In the entries that follow, find every line containing "icon" and copy it.
[[ Source data open ]]
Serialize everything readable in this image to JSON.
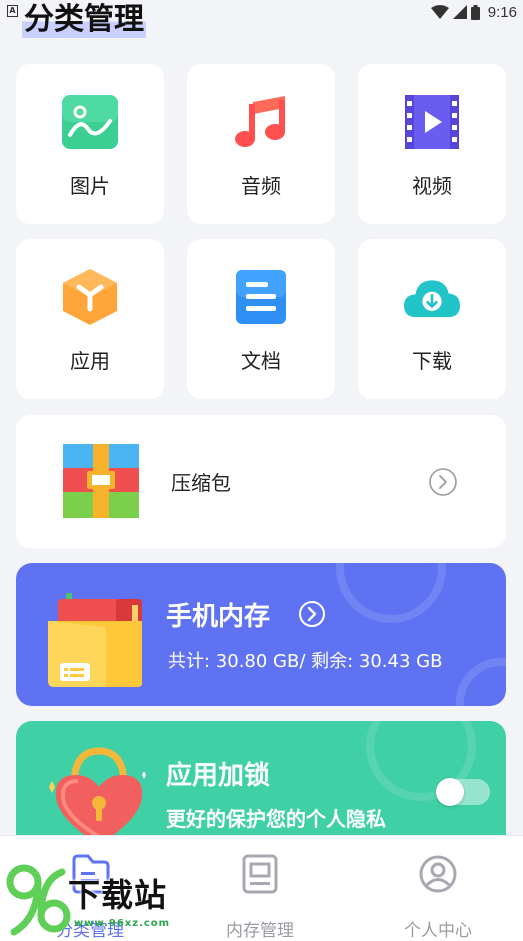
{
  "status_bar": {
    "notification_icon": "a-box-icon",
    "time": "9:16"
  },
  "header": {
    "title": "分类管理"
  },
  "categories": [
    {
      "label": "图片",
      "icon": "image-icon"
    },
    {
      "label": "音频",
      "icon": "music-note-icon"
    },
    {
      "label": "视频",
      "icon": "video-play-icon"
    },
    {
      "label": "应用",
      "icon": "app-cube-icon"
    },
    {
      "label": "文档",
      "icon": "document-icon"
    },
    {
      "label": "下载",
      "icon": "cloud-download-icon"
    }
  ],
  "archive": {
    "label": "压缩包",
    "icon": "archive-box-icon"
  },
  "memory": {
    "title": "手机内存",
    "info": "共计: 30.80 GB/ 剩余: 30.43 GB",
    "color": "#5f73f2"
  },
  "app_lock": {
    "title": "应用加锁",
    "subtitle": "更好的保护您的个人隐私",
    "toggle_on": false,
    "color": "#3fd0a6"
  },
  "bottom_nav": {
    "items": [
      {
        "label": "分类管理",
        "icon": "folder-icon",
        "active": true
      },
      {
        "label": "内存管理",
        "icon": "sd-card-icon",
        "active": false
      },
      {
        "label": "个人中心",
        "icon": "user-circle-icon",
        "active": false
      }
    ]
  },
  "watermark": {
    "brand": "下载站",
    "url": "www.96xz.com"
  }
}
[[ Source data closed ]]
* **Result for this exercise**
    "notification_icon": "a-box-icon",
      "icon": "image-icon"
      "icon": "music-note-icon"
      "icon": "video-play-icon"
      "icon": "app-cube-icon"
      "icon": "document-icon"
      "icon": "cloud-download-icon"
    "icon": "archive-box-icon"
        "icon": "folder-icon",
        "icon": "sd-card-icon",
        "icon": "user-circle-icon",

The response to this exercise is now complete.